Assignment: Throughout the records below, find each line holding "Zählerstand" and copy it.

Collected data
########################################

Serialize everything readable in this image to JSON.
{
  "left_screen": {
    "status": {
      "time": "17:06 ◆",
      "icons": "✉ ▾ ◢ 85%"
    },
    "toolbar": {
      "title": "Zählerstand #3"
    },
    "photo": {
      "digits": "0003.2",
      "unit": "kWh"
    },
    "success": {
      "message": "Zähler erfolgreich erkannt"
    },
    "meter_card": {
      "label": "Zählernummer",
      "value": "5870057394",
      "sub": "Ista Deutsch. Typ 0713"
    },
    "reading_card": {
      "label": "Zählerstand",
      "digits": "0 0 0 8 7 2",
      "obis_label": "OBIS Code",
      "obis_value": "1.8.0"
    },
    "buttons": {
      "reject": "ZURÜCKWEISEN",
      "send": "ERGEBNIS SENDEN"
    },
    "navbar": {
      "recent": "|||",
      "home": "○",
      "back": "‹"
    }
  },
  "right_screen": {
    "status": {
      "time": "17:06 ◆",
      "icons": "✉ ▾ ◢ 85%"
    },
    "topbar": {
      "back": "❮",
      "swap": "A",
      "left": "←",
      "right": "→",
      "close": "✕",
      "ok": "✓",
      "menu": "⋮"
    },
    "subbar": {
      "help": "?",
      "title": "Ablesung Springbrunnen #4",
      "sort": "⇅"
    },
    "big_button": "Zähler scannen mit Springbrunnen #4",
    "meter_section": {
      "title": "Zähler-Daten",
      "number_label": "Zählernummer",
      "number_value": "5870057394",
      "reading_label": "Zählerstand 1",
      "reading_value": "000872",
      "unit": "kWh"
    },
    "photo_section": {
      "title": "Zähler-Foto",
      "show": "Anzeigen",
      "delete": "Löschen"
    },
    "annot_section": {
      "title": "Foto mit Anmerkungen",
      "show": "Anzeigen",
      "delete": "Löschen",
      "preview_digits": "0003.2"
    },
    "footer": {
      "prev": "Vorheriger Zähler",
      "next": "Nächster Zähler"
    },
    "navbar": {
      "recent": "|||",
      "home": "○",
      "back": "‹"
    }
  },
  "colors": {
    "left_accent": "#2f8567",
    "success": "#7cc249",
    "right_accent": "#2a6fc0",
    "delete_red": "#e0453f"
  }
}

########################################

Result of the task:
      "title": "Zählerstand #3"
      "label": "Zählerstand",
      "reading_label": "Zählerstand 1",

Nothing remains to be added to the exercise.